In the entries below, find each line with the word "color" and pull it out.

Data for the task
********
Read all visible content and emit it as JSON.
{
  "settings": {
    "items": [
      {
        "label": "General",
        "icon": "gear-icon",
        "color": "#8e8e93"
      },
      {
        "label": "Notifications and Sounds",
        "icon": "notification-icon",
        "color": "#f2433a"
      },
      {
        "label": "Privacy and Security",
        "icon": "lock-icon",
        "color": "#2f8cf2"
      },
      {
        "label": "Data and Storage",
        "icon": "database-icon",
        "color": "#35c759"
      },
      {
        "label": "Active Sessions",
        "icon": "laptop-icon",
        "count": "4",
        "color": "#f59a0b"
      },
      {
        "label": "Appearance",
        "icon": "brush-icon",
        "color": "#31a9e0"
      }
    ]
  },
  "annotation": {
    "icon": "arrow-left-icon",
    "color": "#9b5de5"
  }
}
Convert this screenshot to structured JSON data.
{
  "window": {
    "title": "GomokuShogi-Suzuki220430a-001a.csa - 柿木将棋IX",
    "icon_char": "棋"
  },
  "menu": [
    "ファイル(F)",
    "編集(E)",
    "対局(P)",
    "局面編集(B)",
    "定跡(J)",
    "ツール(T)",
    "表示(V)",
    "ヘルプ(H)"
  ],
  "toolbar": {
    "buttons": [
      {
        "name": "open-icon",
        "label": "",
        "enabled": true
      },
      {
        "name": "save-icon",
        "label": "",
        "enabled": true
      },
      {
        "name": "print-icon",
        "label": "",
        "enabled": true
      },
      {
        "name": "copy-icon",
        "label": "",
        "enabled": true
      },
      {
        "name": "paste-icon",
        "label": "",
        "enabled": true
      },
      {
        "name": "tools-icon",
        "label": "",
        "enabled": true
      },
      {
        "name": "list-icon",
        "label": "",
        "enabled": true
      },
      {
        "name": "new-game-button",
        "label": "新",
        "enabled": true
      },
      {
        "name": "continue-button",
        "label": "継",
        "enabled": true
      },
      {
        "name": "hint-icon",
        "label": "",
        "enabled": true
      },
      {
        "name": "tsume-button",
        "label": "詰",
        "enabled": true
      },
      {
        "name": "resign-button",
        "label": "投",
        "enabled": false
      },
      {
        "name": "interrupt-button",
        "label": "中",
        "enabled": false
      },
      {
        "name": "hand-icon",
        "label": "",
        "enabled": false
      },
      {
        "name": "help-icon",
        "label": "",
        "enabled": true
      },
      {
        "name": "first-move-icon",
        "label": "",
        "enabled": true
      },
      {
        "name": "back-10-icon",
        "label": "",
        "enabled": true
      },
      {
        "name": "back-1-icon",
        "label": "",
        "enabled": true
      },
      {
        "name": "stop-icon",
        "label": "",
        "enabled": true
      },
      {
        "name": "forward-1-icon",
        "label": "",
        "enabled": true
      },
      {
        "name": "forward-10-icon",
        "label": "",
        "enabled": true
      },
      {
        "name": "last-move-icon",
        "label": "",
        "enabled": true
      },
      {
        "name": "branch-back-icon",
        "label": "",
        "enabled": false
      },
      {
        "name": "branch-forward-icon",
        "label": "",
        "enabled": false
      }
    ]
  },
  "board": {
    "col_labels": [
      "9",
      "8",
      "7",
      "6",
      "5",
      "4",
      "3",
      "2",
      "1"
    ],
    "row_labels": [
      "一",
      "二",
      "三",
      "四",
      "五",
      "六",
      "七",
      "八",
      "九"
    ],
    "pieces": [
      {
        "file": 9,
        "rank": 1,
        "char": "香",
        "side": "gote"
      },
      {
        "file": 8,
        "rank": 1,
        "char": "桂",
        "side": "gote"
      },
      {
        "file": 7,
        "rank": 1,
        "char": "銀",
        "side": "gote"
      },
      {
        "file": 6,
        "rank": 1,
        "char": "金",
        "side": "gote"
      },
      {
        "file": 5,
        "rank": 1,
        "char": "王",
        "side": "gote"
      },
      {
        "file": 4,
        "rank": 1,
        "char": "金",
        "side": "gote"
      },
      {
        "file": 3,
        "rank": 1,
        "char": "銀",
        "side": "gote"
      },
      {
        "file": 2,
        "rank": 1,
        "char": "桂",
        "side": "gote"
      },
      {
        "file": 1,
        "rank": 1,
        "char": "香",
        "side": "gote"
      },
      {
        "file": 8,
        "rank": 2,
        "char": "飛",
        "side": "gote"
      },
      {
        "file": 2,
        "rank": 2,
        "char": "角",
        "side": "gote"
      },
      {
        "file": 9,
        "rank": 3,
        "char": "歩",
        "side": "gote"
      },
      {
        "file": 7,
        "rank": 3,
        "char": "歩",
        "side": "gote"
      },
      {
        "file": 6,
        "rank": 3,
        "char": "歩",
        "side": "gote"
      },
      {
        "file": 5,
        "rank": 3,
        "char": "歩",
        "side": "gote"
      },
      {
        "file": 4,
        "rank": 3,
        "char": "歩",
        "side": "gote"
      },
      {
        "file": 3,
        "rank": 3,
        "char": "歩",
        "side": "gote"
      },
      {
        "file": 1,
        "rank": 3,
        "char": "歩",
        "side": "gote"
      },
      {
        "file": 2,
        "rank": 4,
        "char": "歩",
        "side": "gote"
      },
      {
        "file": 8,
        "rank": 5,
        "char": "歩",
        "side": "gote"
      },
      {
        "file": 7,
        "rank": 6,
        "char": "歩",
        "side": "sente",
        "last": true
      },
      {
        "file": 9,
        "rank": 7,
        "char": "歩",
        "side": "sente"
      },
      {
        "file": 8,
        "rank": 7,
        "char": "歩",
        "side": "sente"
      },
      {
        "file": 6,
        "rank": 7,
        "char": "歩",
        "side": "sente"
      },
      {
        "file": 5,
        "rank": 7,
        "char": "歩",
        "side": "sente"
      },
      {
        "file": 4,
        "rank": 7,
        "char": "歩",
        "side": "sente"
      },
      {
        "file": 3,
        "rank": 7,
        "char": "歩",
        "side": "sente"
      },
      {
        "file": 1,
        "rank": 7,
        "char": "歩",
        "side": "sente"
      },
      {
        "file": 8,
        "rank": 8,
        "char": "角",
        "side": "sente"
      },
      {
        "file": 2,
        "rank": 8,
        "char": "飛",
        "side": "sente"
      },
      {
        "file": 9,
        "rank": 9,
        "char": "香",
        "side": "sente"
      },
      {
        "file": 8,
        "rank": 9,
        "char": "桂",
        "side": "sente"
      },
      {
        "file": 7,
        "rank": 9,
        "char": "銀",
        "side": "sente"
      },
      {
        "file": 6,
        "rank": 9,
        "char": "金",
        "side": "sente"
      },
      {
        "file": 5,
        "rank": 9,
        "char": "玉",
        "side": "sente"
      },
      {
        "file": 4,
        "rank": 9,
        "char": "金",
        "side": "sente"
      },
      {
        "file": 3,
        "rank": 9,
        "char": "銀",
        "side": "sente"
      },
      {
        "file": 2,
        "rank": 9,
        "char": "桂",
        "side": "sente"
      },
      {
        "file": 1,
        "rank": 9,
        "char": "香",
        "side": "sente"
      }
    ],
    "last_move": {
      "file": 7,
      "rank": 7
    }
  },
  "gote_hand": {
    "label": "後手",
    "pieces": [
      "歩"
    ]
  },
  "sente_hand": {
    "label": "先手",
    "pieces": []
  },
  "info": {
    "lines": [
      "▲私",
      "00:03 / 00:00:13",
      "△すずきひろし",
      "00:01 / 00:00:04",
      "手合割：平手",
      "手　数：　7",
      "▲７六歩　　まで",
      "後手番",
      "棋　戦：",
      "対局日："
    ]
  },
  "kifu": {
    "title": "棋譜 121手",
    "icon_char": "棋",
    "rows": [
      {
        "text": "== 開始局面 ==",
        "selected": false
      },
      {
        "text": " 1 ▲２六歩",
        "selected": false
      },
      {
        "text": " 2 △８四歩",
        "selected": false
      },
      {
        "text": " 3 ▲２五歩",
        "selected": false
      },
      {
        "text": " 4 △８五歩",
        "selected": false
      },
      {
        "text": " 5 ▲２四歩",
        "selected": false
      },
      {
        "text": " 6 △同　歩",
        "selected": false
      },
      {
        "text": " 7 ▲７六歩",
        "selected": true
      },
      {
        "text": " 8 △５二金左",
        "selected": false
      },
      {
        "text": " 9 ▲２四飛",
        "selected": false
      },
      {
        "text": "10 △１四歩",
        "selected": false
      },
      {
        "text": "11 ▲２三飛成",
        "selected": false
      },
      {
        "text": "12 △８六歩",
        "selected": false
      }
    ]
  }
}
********
Written reply
        "color": "#8e8e93"
        "color": "#f2433a"
        "color": "#2f8cf2"
        "color": "#35c759"
        "color": "#f59a0b"
        "color": "#31a9e0"
    "color": "#9b5de5"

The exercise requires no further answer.